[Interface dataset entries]
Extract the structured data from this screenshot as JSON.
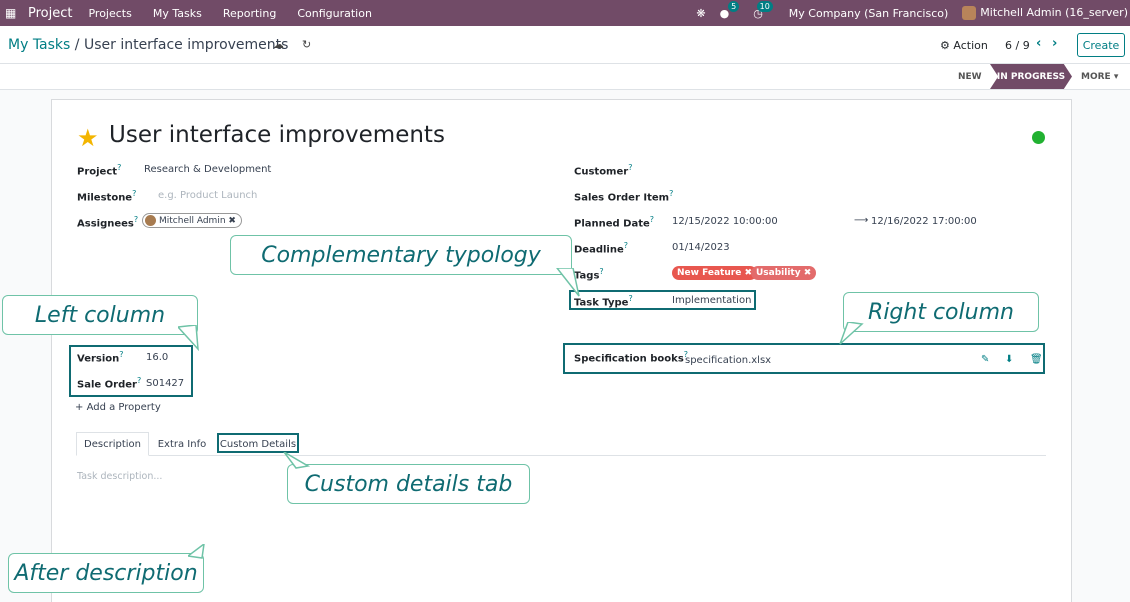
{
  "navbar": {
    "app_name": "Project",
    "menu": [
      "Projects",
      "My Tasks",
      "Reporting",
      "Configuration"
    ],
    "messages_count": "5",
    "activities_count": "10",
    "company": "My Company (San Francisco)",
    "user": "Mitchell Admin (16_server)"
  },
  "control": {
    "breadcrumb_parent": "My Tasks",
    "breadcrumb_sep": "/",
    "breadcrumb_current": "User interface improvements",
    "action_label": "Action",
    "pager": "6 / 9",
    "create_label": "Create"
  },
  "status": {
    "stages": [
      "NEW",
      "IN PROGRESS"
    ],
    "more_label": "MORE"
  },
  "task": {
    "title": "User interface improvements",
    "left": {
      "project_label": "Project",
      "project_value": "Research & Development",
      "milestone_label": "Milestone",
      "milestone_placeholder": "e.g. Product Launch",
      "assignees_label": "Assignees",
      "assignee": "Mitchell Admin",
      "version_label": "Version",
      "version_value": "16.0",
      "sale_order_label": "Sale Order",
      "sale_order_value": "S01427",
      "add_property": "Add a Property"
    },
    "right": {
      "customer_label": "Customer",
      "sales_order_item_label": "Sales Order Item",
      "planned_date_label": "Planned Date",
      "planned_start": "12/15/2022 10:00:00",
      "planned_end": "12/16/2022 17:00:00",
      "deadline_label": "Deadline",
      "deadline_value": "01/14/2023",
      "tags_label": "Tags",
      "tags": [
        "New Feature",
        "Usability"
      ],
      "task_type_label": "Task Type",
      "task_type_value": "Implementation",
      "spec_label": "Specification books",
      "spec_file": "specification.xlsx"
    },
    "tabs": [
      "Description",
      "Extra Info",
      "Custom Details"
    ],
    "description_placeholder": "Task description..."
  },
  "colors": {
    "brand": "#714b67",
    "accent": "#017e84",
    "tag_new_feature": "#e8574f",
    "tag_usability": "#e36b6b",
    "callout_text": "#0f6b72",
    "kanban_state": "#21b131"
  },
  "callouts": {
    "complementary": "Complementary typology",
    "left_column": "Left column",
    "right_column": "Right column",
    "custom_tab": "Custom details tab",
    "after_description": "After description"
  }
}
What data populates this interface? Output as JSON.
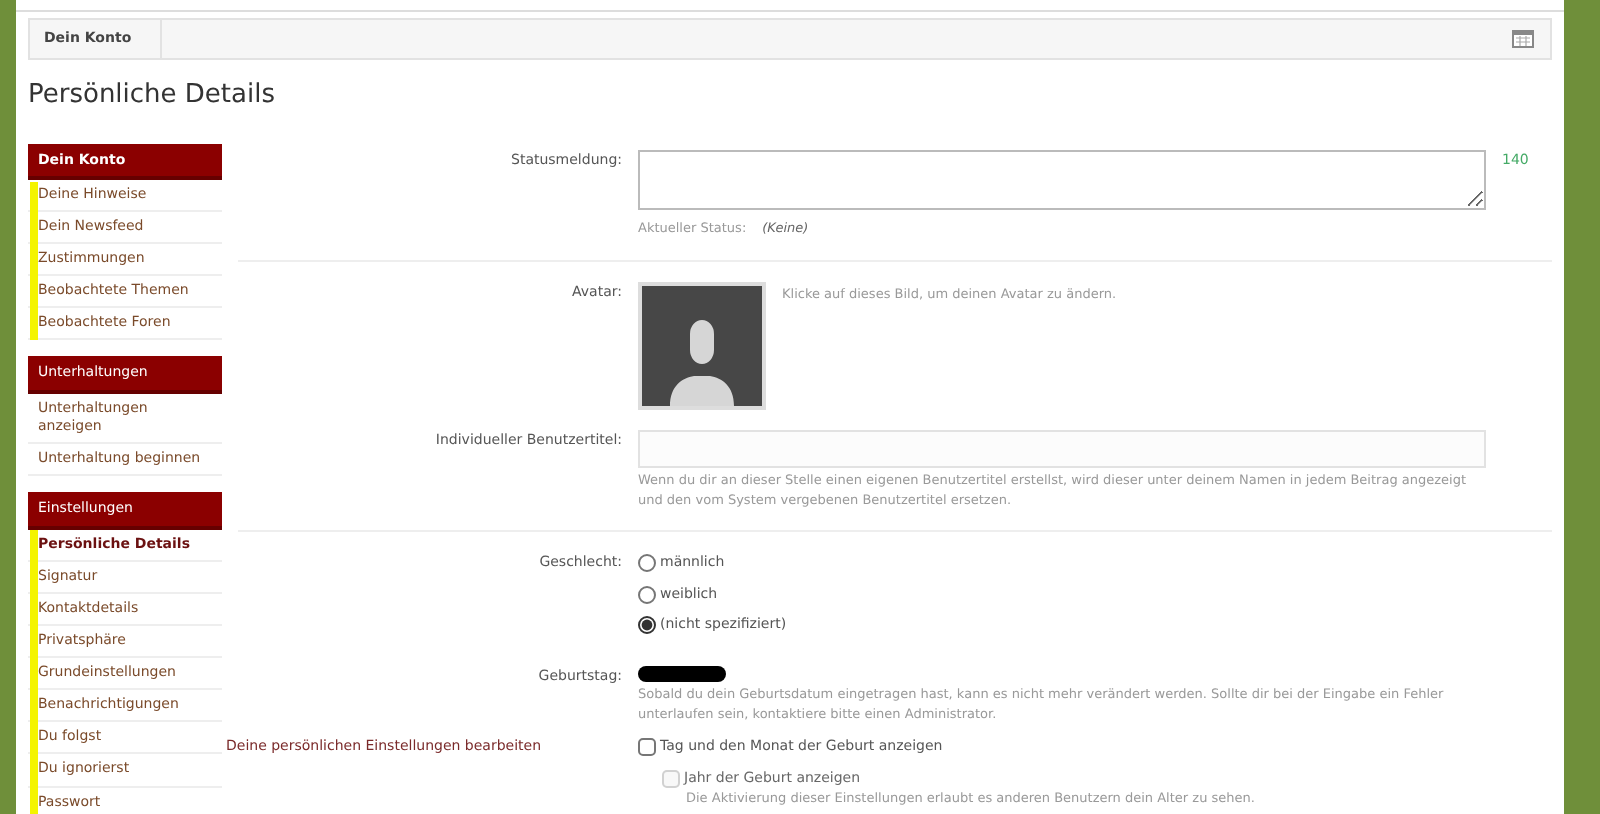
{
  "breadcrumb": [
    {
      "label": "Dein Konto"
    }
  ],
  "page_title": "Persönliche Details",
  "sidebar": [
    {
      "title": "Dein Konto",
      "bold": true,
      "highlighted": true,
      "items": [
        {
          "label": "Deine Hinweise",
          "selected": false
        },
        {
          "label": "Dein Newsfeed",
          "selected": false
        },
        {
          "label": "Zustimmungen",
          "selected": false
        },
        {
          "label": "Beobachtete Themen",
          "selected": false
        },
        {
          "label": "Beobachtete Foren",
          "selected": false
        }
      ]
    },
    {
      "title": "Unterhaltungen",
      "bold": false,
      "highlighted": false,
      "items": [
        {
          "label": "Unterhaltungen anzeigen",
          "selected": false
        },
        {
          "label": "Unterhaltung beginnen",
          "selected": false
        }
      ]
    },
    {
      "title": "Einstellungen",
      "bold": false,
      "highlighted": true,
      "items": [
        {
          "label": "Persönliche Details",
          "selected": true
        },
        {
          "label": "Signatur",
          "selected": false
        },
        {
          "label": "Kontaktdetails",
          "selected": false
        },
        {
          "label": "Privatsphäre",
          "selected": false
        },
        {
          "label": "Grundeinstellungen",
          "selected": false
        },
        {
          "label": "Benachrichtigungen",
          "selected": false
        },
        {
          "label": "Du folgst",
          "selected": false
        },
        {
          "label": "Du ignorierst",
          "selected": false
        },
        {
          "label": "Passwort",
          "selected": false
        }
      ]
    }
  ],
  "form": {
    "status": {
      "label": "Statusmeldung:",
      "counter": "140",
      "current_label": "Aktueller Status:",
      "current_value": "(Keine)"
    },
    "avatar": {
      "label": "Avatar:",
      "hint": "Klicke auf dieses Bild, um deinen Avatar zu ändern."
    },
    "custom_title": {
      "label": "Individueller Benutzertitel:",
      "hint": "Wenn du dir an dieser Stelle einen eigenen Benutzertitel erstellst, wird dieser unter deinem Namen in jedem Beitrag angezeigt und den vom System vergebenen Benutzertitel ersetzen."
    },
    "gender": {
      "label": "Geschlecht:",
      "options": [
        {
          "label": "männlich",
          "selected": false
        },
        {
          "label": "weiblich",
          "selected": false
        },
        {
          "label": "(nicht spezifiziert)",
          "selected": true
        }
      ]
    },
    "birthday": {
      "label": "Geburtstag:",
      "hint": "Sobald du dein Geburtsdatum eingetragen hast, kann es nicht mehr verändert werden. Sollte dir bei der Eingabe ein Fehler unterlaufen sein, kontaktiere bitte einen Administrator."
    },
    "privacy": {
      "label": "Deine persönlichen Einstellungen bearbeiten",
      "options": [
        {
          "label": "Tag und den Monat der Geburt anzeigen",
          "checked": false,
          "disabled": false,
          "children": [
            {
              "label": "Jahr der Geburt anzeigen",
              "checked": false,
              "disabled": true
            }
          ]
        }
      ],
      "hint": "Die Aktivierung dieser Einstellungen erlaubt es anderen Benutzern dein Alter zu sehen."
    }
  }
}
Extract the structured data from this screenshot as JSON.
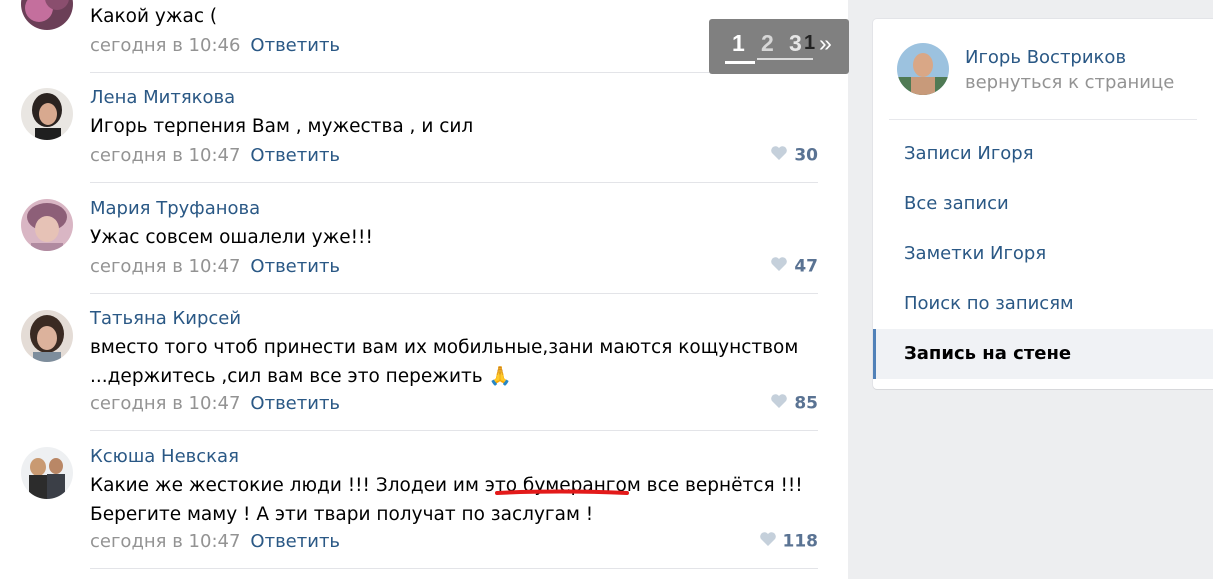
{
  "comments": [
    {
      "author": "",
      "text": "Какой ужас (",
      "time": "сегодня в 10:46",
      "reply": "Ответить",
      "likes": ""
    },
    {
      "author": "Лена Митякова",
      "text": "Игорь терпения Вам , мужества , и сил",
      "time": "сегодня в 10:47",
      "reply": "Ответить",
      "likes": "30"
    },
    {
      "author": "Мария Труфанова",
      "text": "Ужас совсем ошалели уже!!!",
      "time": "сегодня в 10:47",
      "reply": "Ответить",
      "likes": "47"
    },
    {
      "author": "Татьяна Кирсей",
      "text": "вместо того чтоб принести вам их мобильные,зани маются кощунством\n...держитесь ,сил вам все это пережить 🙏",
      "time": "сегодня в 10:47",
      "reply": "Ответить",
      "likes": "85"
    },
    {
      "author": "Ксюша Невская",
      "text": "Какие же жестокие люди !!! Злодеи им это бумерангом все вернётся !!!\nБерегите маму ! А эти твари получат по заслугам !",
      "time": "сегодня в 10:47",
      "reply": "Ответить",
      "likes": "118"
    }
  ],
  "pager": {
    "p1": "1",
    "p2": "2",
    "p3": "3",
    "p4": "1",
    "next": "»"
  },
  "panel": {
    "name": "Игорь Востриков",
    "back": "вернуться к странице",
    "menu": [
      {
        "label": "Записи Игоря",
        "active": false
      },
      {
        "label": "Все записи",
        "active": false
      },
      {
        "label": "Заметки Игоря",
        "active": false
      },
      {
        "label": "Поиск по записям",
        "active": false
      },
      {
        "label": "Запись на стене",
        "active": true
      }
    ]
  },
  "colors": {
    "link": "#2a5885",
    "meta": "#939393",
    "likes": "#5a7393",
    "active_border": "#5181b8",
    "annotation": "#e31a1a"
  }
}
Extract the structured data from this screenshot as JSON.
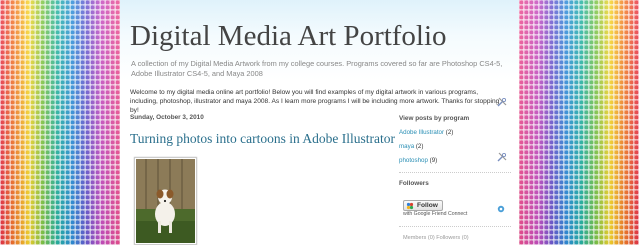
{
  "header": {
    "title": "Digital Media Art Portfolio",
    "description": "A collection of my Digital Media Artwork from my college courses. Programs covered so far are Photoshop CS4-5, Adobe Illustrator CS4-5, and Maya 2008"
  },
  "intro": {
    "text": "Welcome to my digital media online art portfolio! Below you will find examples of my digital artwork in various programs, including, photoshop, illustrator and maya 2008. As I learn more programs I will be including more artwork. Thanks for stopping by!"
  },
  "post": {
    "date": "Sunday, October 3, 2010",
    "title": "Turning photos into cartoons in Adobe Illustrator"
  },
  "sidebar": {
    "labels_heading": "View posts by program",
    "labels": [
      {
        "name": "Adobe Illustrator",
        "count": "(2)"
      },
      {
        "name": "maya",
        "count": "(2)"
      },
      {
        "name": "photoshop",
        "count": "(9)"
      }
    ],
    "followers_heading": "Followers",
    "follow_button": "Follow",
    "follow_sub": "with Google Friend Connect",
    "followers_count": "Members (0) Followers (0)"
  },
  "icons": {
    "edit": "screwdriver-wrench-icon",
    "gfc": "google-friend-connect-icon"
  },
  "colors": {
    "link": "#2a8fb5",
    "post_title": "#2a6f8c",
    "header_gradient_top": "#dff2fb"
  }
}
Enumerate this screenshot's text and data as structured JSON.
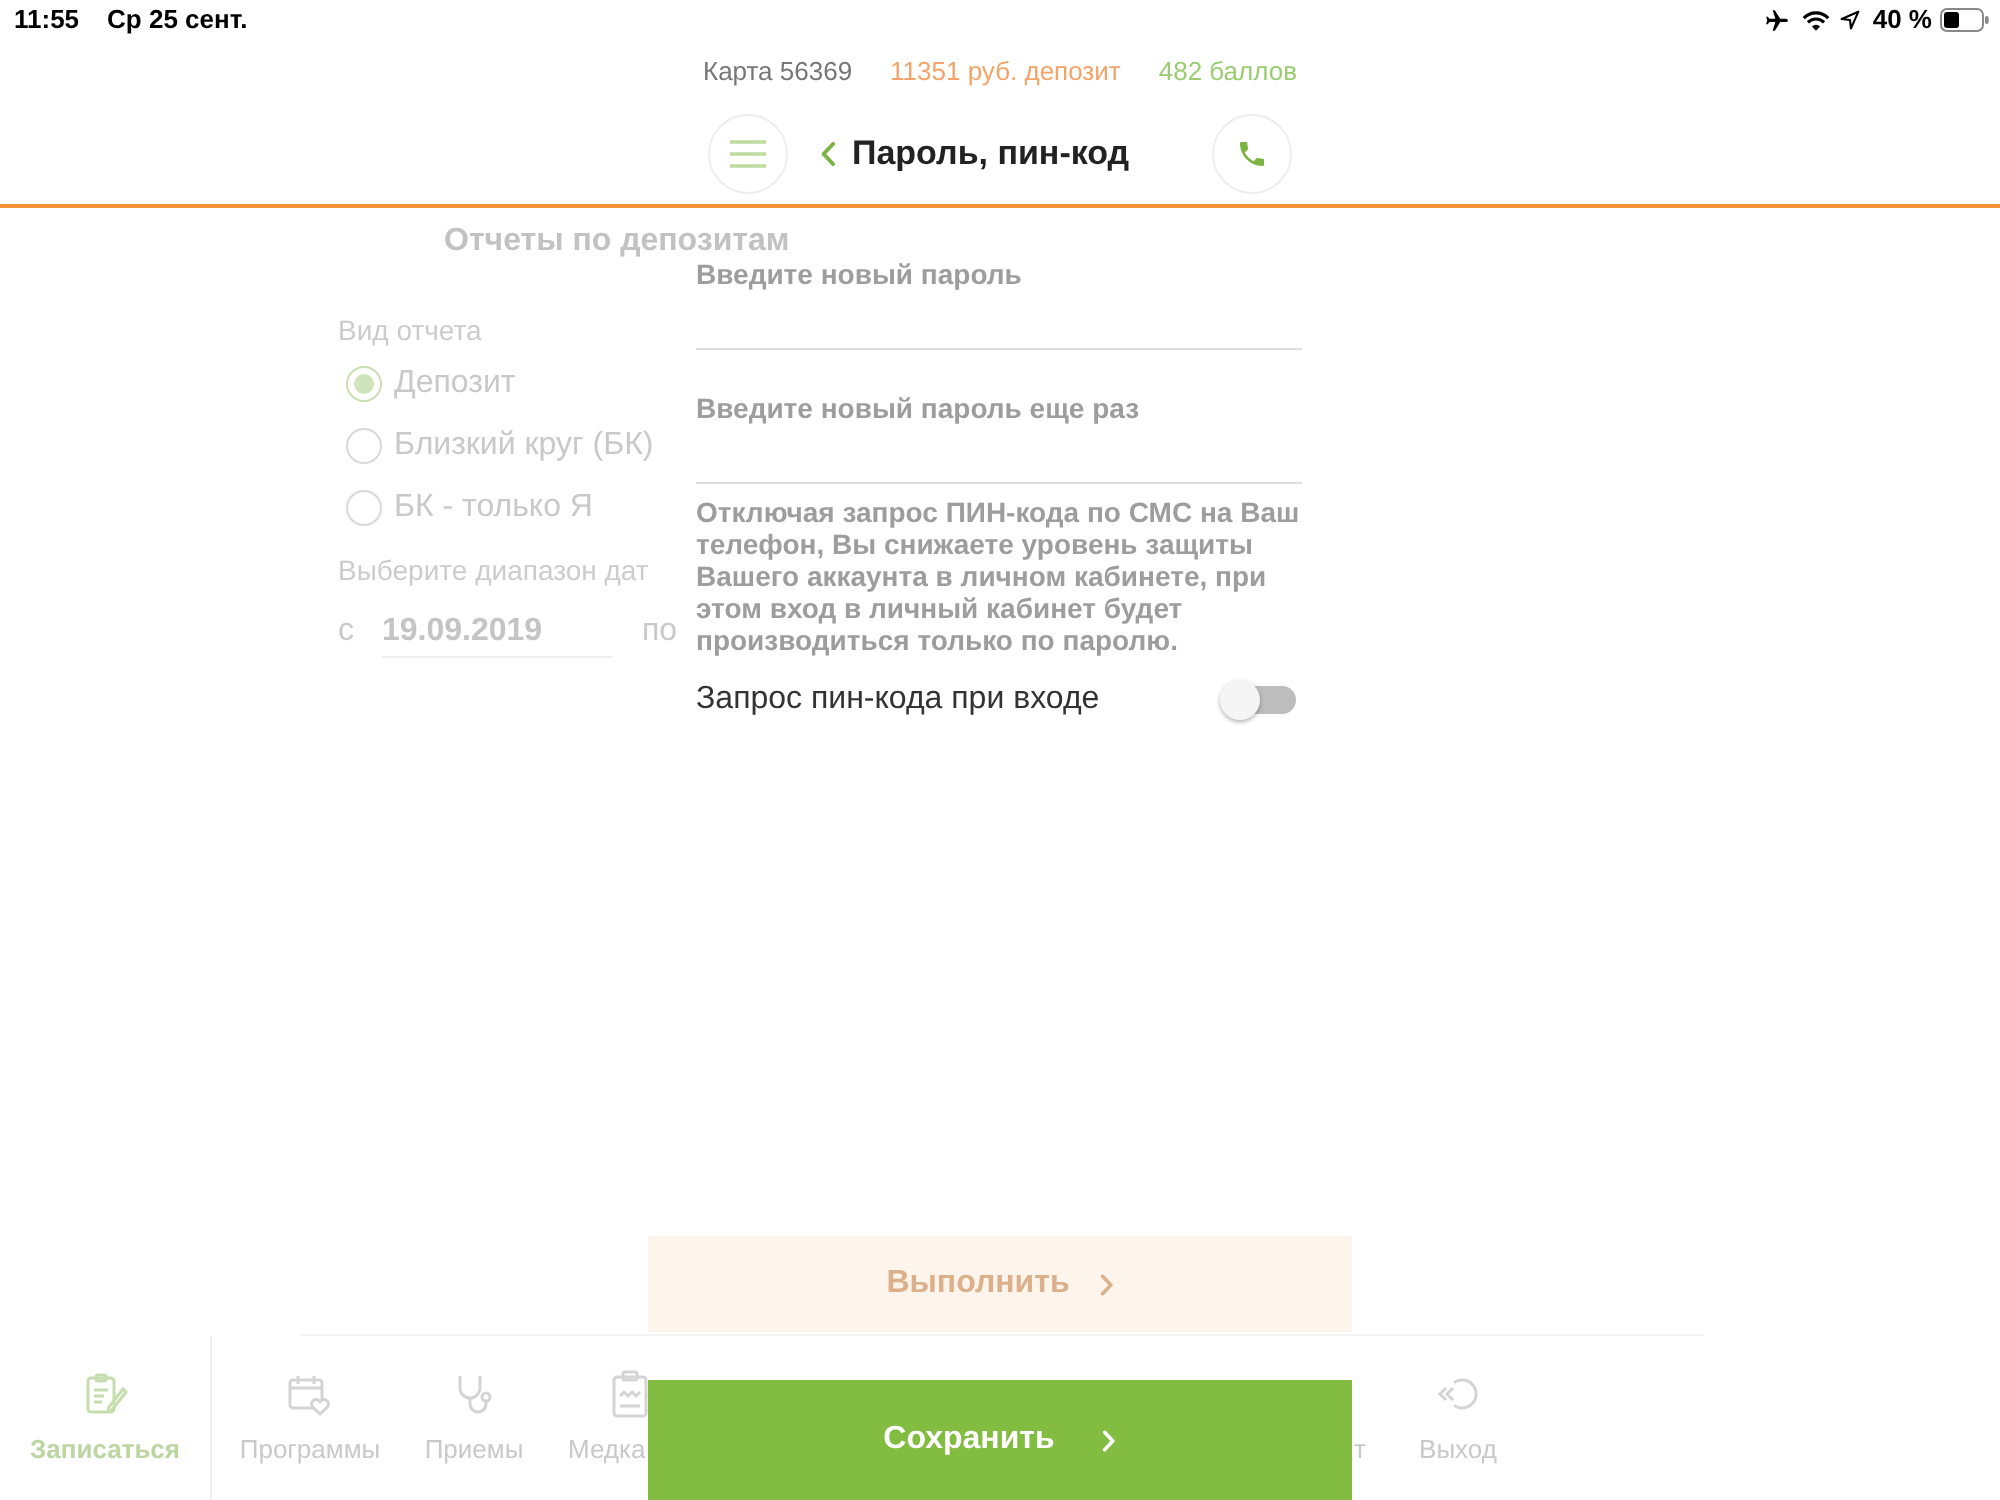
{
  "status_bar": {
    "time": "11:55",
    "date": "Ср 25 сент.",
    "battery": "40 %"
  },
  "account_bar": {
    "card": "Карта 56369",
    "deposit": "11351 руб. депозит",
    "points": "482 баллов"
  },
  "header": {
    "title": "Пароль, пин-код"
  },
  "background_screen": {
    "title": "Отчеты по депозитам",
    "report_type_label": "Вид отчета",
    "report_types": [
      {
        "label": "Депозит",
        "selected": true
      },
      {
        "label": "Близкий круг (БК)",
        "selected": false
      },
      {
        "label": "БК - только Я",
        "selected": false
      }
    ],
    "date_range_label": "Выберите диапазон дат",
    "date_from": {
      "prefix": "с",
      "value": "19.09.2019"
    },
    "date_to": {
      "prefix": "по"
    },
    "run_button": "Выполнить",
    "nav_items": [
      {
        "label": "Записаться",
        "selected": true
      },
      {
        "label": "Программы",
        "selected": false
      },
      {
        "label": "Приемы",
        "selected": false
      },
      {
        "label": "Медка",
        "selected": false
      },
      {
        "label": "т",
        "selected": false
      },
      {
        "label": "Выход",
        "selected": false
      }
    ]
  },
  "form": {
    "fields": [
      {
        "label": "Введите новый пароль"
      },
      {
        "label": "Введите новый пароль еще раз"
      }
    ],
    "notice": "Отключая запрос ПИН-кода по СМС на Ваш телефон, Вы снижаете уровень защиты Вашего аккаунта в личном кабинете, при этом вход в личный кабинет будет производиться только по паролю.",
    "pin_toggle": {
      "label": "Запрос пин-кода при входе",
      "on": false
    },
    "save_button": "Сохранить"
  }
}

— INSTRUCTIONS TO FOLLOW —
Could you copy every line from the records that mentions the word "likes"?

— REPLY TO THE EXERCISE —
      "likes": ""
      "likes": "30"
      "likes": "47"
      "likes": "85"
      "likes": "118"
    "likes": "#5a7393",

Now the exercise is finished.